While on a shoot with a German director, actress Mabel tries to better her craft and herself while also attempting to connect with her co-star, a disfigured man who has a very different outlook on life and acting.
Newly married Elizabeth and Henry arrive at home to a decadent house where he woos her. As time goes by, she meets the house staff and becomes curious of her surroundings and husband. Being locked out of a single room raises her curiosity until she decides to investigate.
Following a mysterious death, a scientist is brought in to hopefully rule it as an accident. As he does his research, a police detective desperately wants to rule it as a homicide. Mixed up in the middle of it all is a teenager with what looks to be psychic powers and her friend who has disappeared. What will they all find once all is said and done?
Written and directed by Sofia Coppola, the film makes a case for the viewer to see Marie Antoinette in a better light than what they have learned in history class. Here she’s painted as a teenage girl sent to marry a man she’s never met, pushed to produce heirs to the throne, while given a lavish and decadent lifestyle which led to her life feeling unfulfilled and thus making her do all she could to make her life as interesting as she could with what was offered to her. Here the take on Marie Antoinette is almost friendly, showing her as a complex person who was raised in luxury, married into more luxury, and thus completely disconnected from the French populace that ultimately took her and her husband down. The film approaches this without judgment and an interest in humanizing without glorifying a woman who’s often only known for a single quote.

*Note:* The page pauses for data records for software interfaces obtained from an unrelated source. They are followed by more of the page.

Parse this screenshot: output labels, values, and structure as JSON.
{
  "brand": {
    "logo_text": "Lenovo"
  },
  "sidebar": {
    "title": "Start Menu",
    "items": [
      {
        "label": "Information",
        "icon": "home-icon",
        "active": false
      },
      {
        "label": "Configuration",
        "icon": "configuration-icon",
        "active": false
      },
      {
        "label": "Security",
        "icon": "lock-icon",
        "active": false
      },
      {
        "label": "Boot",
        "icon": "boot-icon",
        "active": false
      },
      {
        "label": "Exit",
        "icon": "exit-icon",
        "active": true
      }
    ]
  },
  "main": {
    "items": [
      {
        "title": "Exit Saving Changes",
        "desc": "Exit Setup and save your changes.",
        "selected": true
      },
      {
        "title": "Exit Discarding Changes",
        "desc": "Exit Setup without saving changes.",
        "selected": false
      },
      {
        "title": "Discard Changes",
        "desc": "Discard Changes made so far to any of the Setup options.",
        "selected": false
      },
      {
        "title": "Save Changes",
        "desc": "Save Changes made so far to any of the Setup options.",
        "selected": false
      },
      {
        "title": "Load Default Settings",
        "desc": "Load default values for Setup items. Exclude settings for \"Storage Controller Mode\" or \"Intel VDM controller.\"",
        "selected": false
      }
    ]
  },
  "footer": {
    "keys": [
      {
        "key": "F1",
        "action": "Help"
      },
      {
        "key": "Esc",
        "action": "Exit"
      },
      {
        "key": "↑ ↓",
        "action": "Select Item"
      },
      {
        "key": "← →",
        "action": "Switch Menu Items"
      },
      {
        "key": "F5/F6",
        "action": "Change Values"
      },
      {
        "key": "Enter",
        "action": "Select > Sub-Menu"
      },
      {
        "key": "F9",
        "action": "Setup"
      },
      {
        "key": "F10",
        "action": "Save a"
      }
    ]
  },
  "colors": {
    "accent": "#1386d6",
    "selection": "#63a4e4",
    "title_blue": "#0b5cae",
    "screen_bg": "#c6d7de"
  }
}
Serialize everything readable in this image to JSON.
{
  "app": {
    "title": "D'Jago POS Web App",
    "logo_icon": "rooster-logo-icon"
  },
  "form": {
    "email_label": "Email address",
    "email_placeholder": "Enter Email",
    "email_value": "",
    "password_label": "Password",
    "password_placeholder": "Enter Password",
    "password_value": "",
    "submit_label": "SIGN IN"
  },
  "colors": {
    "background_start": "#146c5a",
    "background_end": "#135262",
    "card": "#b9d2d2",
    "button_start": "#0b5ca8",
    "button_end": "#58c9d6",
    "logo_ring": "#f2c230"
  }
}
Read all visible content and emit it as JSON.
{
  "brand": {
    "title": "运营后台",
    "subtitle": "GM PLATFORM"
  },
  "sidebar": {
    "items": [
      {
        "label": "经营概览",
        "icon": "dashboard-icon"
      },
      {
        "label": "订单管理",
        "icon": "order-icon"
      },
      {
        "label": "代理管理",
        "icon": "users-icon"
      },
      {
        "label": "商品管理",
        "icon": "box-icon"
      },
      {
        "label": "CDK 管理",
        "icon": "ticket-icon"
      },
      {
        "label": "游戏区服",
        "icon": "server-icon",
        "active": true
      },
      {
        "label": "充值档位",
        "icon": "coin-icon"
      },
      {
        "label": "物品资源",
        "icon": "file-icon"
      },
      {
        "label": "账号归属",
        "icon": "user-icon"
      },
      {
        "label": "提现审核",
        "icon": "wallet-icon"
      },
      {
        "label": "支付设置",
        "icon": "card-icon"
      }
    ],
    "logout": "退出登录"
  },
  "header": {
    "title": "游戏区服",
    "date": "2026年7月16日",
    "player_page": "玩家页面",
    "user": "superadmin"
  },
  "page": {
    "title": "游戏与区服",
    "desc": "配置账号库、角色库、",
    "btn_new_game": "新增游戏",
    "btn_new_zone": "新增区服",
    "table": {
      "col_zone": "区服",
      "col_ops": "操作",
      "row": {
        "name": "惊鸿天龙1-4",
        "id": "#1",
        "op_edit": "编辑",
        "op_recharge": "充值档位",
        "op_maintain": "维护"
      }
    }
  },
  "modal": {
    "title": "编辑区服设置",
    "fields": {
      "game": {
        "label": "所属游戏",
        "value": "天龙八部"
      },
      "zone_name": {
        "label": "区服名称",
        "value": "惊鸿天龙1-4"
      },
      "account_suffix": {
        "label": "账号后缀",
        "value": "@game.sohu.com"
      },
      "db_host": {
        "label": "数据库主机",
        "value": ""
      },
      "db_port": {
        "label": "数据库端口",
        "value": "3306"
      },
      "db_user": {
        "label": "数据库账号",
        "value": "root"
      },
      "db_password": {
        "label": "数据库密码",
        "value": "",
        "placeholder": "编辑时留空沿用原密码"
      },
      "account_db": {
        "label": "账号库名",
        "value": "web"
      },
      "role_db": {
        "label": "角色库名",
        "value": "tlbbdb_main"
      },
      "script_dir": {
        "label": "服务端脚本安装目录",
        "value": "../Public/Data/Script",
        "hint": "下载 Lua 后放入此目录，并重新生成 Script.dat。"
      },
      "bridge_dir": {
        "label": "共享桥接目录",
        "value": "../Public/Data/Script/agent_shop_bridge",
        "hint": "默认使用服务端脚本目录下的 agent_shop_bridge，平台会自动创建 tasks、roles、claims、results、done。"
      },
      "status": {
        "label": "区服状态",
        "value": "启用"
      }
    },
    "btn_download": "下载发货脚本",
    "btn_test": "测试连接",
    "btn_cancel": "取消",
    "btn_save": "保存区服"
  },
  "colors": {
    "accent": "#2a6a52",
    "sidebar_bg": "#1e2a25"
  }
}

Probably the most disappointing movie I’ve seen all year, I probably would have shut “Flower” off midway were it not for the great turn by Zooey Deutch. Deutch has become a rising star in film, never failing to be charming, charismatic, funny, and beautiful. She’s one of the survivors of Disney television whose managed to convey some genuine humanity and appeal in a variety of roles ever since. It’s just a shame she got saddled with such a mean, vicious, and despicable dark drama romance that’s about as demented as it gets. “Flower” feels like the writers tried to combine Diablo Cody and Larry Clarke in to one twisted freak of a film, and man does it suck.
Zombie movies have become the superhero movies of modern age where not a lot of people think there can be much original material to mined from it anymore. This year has proven those skeptics wrong with the haunting “Cargo,” and the incredibly complex “The Night Eats The World.” A healthy mix of “I Am Legend,” “Dawn of the Dead,” and “Castaway,” it’s ten minutes too long, but manages to come out in the end as a scary zombie movie with insight about the horrifying world that can linger outside of our doors.
In 1983, a group of Georgians from well-educated families try to leave the Soviet Union at all cost. Their solution to hijack a place quickly turns bad and the surviving members get tried and executed, with the exception of one member.